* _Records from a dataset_
-*-*-

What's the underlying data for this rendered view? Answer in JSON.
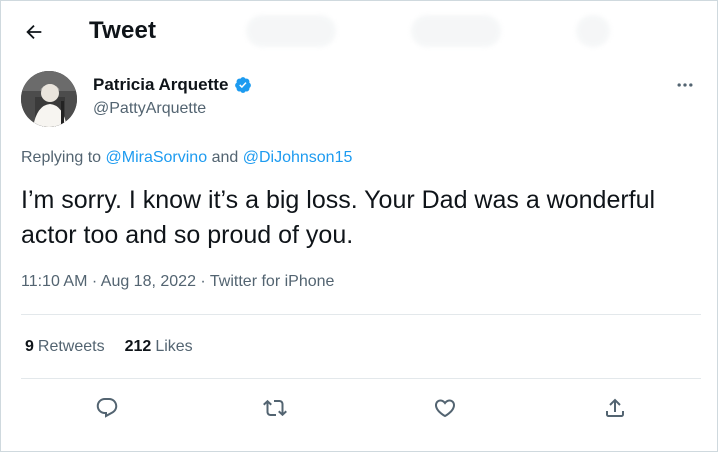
{
  "header": {
    "title": "Tweet"
  },
  "tweet": {
    "author_name": "Patricia Arquette",
    "author_handle": "@PattyArquette",
    "replying_prefix": "Replying to",
    "reply_mention_1": "@MiraSorvino",
    "reply_conjunction": "and",
    "reply_mention_2": "@DiJohnson15",
    "text": "I’m sorry. I know it’s a big loss. Your Dad was a wonderful actor too and so proud of you.",
    "time": "11:10 AM",
    "separator": "·",
    "date": "Aug 18, 2022",
    "source": "Twitter for iPhone"
  },
  "stats": {
    "retweets_count": "9",
    "retweets_label": "Retweets",
    "likes_count": "212",
    "likes_label": "Likes"
  },
  "icons": {
    "back": "arrow-left-icon",
    "verified": "verified-badge-icon",
    "more": "more-icon",
    "reply": "reply-icon",
    "retweet": "retweet-icon",
    "like": "heart-icon",
    "share": "share-icon"
  },
  "colors": {
    "accent": "#1d9bf0",
    "text": "#0f1419",
    "secondary": "#536471"
  }
}
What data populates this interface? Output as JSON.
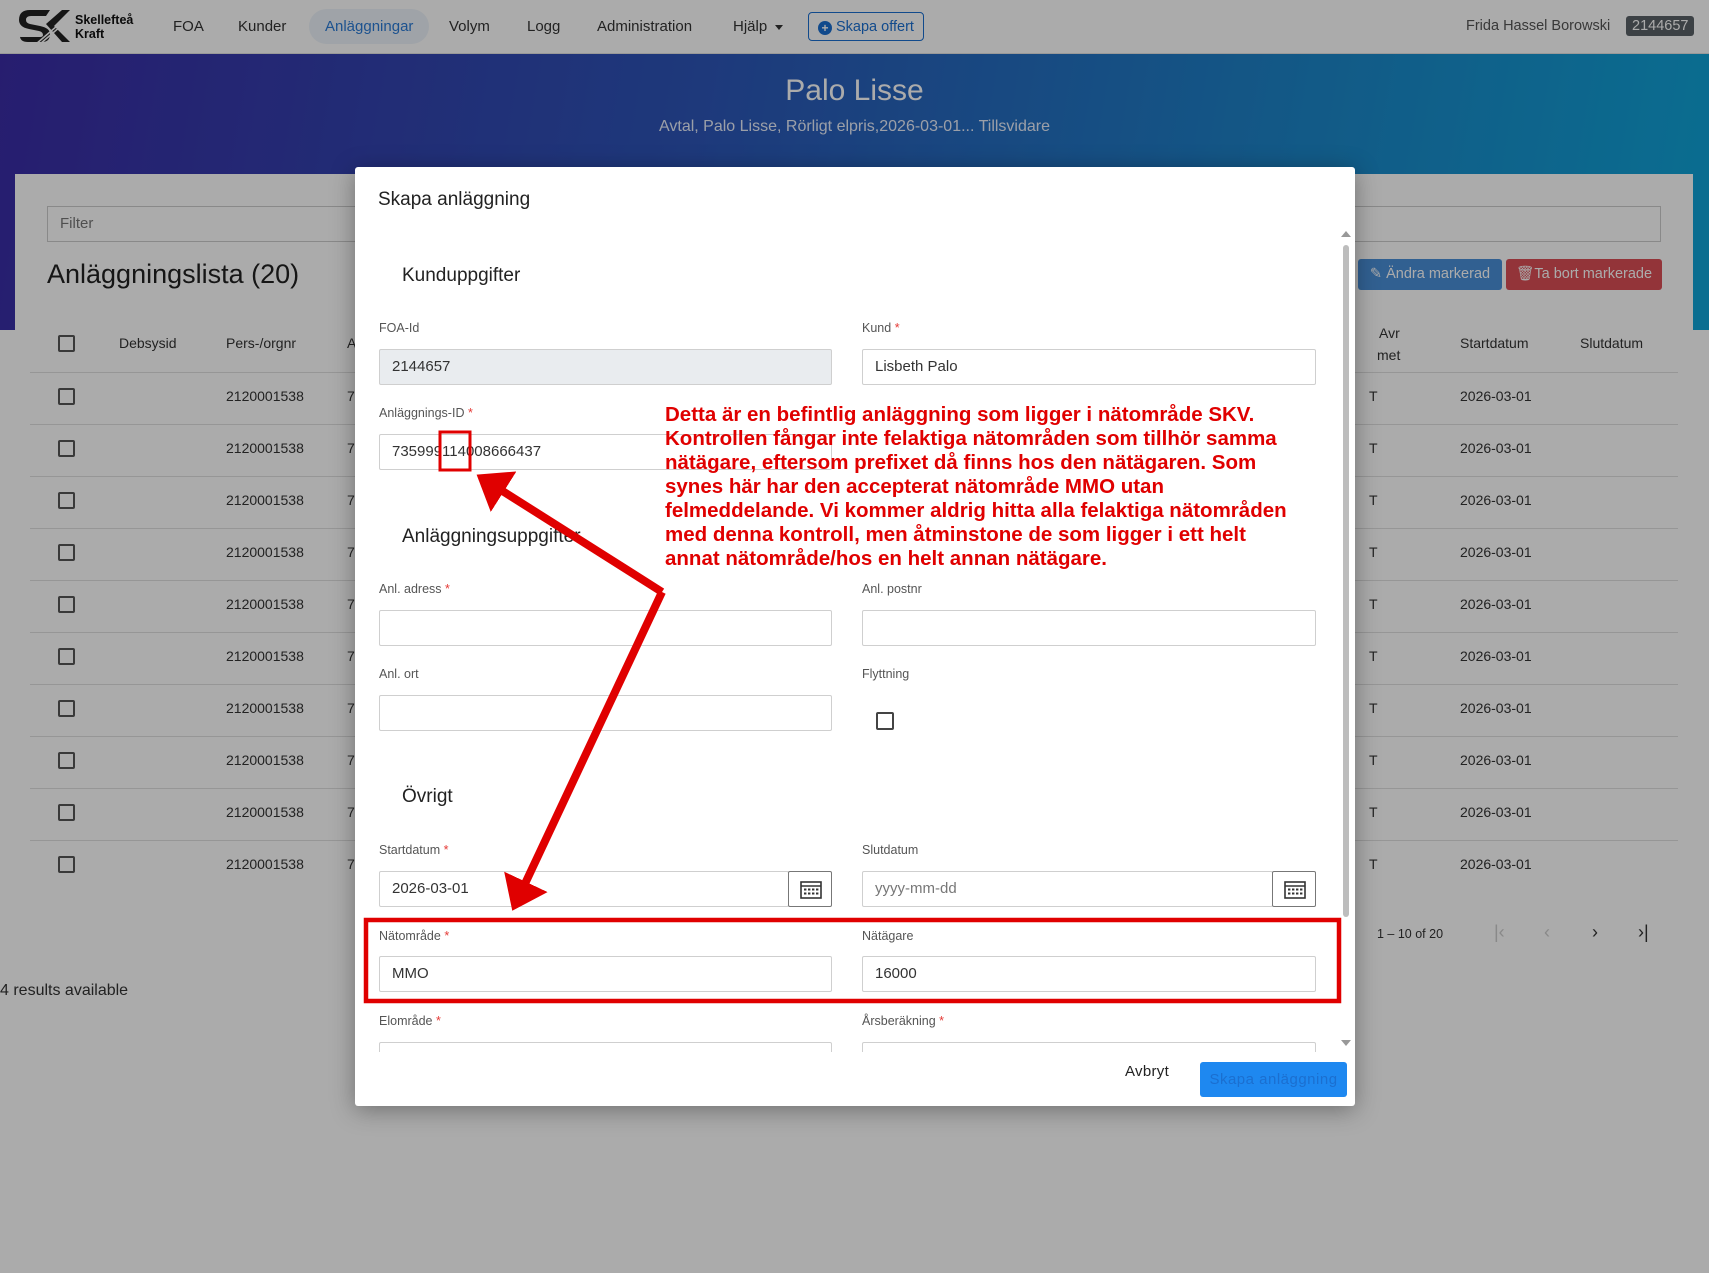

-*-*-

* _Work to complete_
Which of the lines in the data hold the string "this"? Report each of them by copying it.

* _Completed exercise_
What's the underlying data for this rendered view? Answer in JSON.
What data populates this interface? Output as JSON.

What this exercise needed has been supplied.